### [About this exercise]
Copy every line below precisely, leaving nothing out.
━━ Input data
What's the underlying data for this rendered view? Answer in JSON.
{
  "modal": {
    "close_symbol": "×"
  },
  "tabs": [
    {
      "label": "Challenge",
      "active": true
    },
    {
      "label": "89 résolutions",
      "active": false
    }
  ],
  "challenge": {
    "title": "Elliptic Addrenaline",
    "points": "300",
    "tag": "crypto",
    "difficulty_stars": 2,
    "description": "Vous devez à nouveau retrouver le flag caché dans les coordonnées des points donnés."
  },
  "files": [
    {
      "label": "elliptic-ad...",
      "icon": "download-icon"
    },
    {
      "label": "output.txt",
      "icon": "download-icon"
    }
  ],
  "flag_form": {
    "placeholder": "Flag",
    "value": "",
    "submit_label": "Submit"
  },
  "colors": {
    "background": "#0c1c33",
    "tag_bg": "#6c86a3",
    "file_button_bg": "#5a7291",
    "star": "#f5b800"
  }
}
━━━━
### [Written response]
What's the underlying data for this rendered view? Answer in JSON.
{
  "modal": {
    "close_symbol": "×"
  },
  "tabs": [
    {
      "label": "Challenge",
      "active": true
    },
    {
      "label": "89 résolutions",
      "active": false
    }
  ],
  "challenge": {
    "title": "Elliptic Addrenaline",
    "points": "300",
    "tag": "crypto",
    "difficulty_stars": 2,
    "description": "Vous devez à nouveau retrouver le flag caché dans les coordonnées des points donnés."
  },
  "files": [
    {
      "label": "elliptic-ad...",
      "icon": "download-icon"
    },
    {
      "label": "output.txt",
      "icon": "download-icon"
    }
  ],
  "flag_form": {
    "placeholder": "Flag",
    "value": "",
    "submit_label": "Submit"
  },
  "colors": {
    "background": "#0c1c33",
    "tag_bg": "#6c86a3",
    "file_button_bg": "#5a7291",
    "star": "#f5b800"
  }
}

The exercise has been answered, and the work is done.